* **Instructions for the task**
If a line in the entries below includes the string "Horário", copy it out.

Entries taken from a collection:
"""

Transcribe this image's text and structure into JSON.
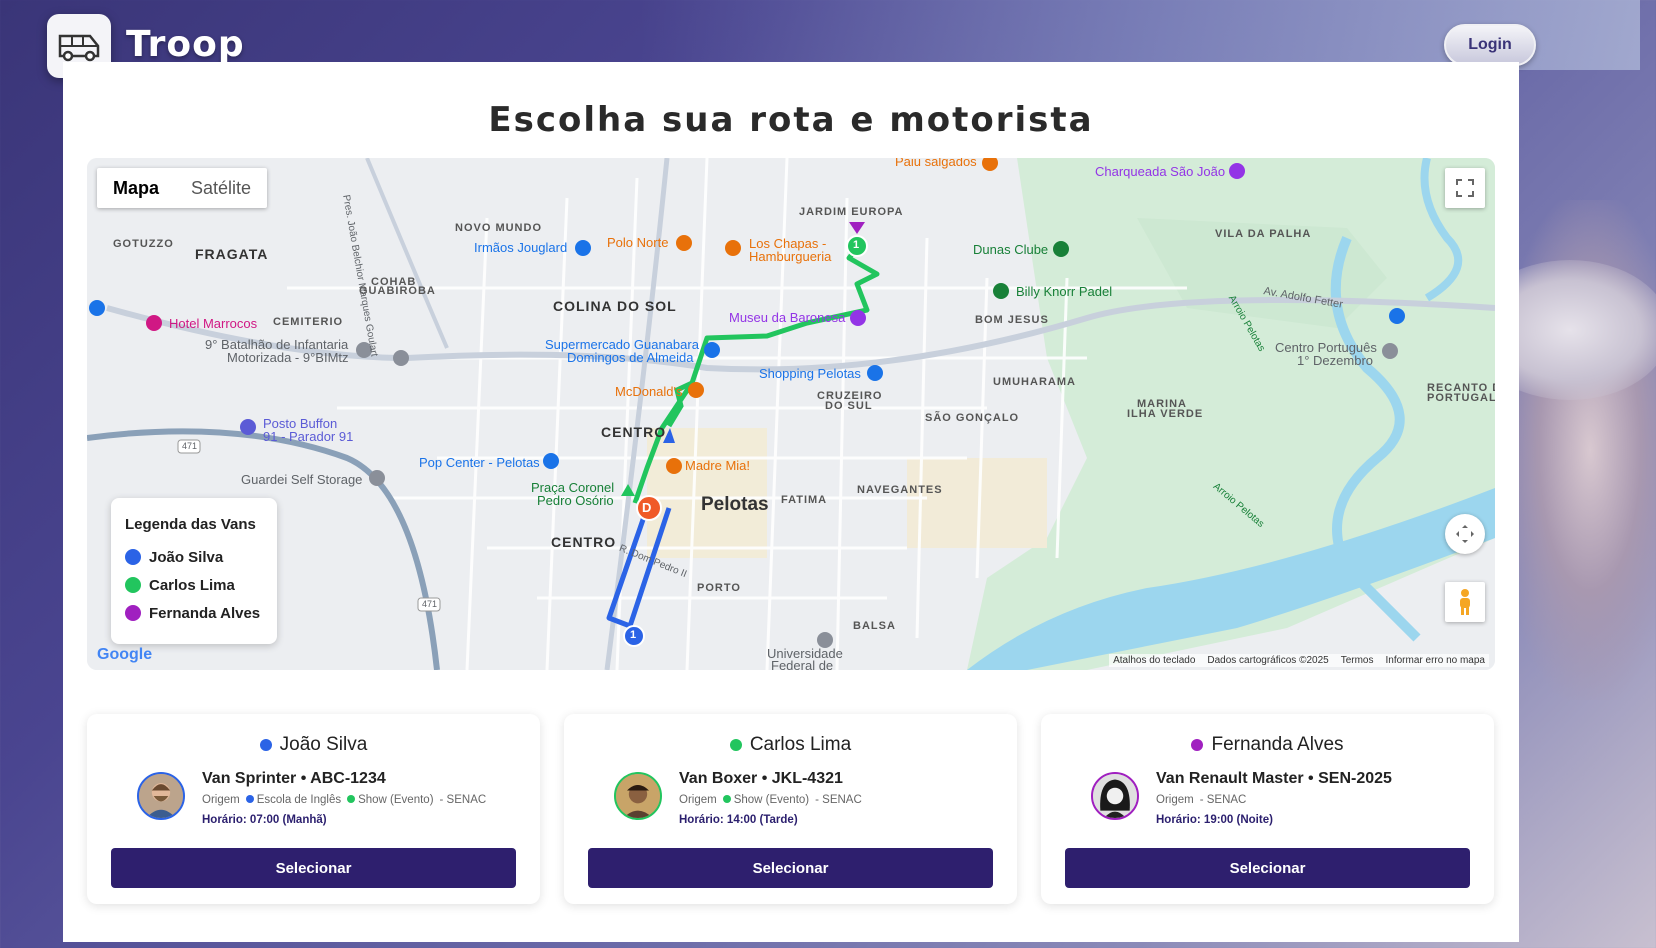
{
  "app": {
    "name": "Troop",
    "login_label": "Login"
  },
  "page": {
    "title": "Escolha sua rota e motorista"
  },
  "map": {
    "tabs": [
      {
        "label": "Mapa",
        "active": true
      },
      {
        "label": "Satélite",
        "active": false
      }
    ],
    "legend": {
      "title": "Legenda das Vans",
      "items": [
        {
          "label": "João Silva",
          "color": "#2b63e6"
        },
        {
          "label": "Carlos Lima",
          "color": "#22c55e"
        },
        {
          "label": "Fernanda Alves",
          "color": "#a020c0"
        }
      ]
    },
    "labels": {
      "charqueada": "Charqueada São João",
      "paiu": "Paiu salgados",
      "jardim": "JARDIM EUROPA",
      "vila_palha": "VILA DA PALHA",
      "gotuzzo": "GOTUZZO",
      "fragata": "FRAGATA",
      "novo_mundo": "NOVO MUNDO",
      "irmaos": "Irmãos Jouglard",
      "polo_norte": "Polo Norte",
      "los_chapas": "Los Chapas -",
      "los_chapas2": "Hamburgueria",
      "dunas": "Dunas Clube",
      "cohab": "COHAB",
      "guabiroba": "GUABIROBA",
      "colina": "COLINA DO SOL",
      "billy": "Billy Knorr Padel",
      "adolfo": "Av. Adolfo Fetter",
      "hotel": "Hotel Marrocos",
      "cemiterio": "CEMITERIO",
      "museu": "Museu da Baronesa",
      "bom_jesus": "BOM JESUS",
      "batalhao": "9° Batalhão de Infantaria",
      "batalhao2": "Motorizada - 9°BIMtz",
      "supermercado": "Supermercado Guanabara",
      "supermercado2": "Domingos de Almeida",
      "centro_portugues": "Centro Português",
      "centro_portugues2": "1° Dezembro",
      "shopping": "Shopping Pelotas",
      "umuharama": "UMUHARAMA",
      "mcdonalds": "McDonald's",
      "cruzeiro": "CRUZEIRO",
      "cruzeiro2": "DO SUL",
      "marina": "MARINA",
      "marina2": "ILHA VERDE",
      "recanto": "RECANTO D",
      "recanto2": "PORTUGAL",
      "posto": "Posto Buffon",
      "posto2": "91 - Parador 91",
      "centro": "CENTRO",
      "sao_goncalo": "SÃO GONÇALO",
      "pop_center": "Pop Center - Pelotas",
      "madre_mia": "Madre Mia!",
      "guardei": "Guardei Self Storage",
      "praca": "Praça Coronel",
      "praca2": "Pedro Osório",
      "pelotas": "Pelotas",
      "fatima": "FATIMA",
      "navegantes": "NAVEGANTES",
      "centro2": "CENTRO",
      "porto": "PORTO",
      "balsa": "BALSA",
      "universidade": "Universidade",
      "universidade2": "Federal de",
      "arroio1": "Arroio Pelotas",
      "arroio2": "Arroio Pelotas",
      "road_471a": "471",
      "road_471b": "471",
      "rua_pedro": "R. Dom Pedro II",
      "pres_joao": "Pres. João Belchior Marques Goulart"
    },
    "marker_d": "D",
    "marker_1": "1",
    "google": "Google",
    "attribution": [
      "Atalhos do teclado",
      "Dados cartográficos ©2025",
      "Termos",
      "Informar erro no mapa"
    ]
  },
  "drivers": [
    {
      "name": "João Silva",
      "color": "#2b63e6",
      "vehicle": "Van Sprinter • ABC-1234",
      "origin_label": "Origem",
      "stops": [
        {
          "label": "Escola de Inglês",
          "color": "#2b63e6"
        },
        {
          "label": "Show (Evento)",
          "color": "#22c55e"
        }
      ],
      "destination": "- SENAC",
      "time": "Horário: 07:00 (Manhã)",
      "button": "Selecionar"
    },
    {
      "name": "Carlos Lima",
      "color": "#22c55e",
      "vehicle": "Van Boxer • JKL-4321",
      "origin_label": "Origem",
      "stops": [
        {
          "label": "Show (Evento)",
          "color": "#22c55e"
        }
      ],
      "destination": "- SENAC",
      "time": "Horário: 14:00 (Tarde)",
      "button": "Selecionar"
    },
    {
      "name": "Fernanda Alves",
      "color": "#a020c0",
      "vehicle": "Van Renault Master • SEN-2025",
      "origin_label": "Origem",
      "stops": [],
      "destination": "- SENAC",
      "time": "Horário: 19:00 (Noite)",
      "button": "Selecionar"
    }
  ]
}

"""

* **Answer space**
      "time": "Horário: 07:00 (Manhã)",
      "time": "Horário: 14:00 (Tarde)",
      "time": "Horário: 19:00 (Noite)",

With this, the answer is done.